For those who are moderately bullish on the SPX index over the near- or long-term, and who require a known, limited downside risk, buying an SPX bull call spread might be an appropriate strategy to use. An SPX bull call spread requires a smaller initial cash investment than the purchase of only the long call because of the premium an investor receives by selling a higher-strike call. As a trade-off, the investor’s upside profit potential is limited. On the downside, the bull call spread buyer’s maximum loss is known in advance and is limited entirely to the total debit initially paid for the spread.
Selling vs. Exercising Expiring SPX Options
Remember that SPX options have European-style exercise and A.M settlement characteristics. An investor with a long call or put position may sell that position, if it has market value, on any day up to and including the business day (usually a Thursday) preceding the day on which the exercise settlement value is calculated. However, the option contract(s) may be exercised only on the day the SPX exercise settlement value is calculated and disseminated, or the last business day (usually a Friday) before the expiration date.
In other words, an investor with an expiring long SPX call may observe current market prices during its last trading day (Thursday) and have the opportunity to sell it before the market closes. If on that day the investor considers exercising the call instead, he will be exposed to a degree of overnight market risk. This is because the cash settlement amount received upon exercise will not be known until the following morning (Friday) when the market opens (possibly up or down significantly) and the exercise settlement value is calculated. As well, an option that is in-the-money (or out-of-the-money) at the close of the last trading day may or may not be so the next morning when compared to the calculated settlement value.
Option Premium and Exercise Style

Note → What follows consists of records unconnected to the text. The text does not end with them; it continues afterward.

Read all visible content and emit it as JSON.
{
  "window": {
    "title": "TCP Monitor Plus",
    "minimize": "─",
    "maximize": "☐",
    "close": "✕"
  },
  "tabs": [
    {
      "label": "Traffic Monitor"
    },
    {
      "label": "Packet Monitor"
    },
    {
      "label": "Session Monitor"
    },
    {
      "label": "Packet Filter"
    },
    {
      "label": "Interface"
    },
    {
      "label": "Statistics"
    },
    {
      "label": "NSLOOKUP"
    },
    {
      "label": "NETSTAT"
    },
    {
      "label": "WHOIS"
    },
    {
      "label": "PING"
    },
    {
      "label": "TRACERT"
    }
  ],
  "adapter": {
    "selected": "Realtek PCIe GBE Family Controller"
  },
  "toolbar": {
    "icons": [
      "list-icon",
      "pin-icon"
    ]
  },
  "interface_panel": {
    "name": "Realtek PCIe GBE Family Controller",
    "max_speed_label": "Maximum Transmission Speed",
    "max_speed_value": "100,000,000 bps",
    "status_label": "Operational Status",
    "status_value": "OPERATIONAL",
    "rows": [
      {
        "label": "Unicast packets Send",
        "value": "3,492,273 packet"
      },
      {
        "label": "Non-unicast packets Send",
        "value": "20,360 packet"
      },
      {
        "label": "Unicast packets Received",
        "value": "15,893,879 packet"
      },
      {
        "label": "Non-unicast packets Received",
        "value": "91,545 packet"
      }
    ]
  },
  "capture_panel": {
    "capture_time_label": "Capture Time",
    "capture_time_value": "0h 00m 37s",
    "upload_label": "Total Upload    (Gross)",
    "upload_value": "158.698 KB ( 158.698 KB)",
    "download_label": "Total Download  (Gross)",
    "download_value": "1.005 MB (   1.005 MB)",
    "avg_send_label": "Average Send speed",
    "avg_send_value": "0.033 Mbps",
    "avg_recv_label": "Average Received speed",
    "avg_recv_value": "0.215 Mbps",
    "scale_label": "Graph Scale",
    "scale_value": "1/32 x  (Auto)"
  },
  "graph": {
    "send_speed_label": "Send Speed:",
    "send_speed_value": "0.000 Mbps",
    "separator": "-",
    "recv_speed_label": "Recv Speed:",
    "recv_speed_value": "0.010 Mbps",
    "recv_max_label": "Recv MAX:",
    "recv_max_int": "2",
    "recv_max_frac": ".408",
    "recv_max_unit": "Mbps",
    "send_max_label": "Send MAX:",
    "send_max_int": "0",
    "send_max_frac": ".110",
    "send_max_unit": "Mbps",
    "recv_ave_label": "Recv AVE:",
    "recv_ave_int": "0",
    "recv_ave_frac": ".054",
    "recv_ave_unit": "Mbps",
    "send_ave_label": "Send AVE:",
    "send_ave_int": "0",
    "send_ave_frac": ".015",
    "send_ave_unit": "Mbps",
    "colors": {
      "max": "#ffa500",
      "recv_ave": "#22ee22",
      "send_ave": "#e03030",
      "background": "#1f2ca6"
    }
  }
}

Investors may observe that European-style options trade at lower relative value than American-style options with similar contract size. This is because investors may pay more for American-style contracts in exchange for the right of early exercise (before expiration). And because European-style options may be exercised only on a given day before expiration, during their lifetime some in-the-money contracts (notably puts) may commonly be priced and trade below parity, or below their intrinsic value.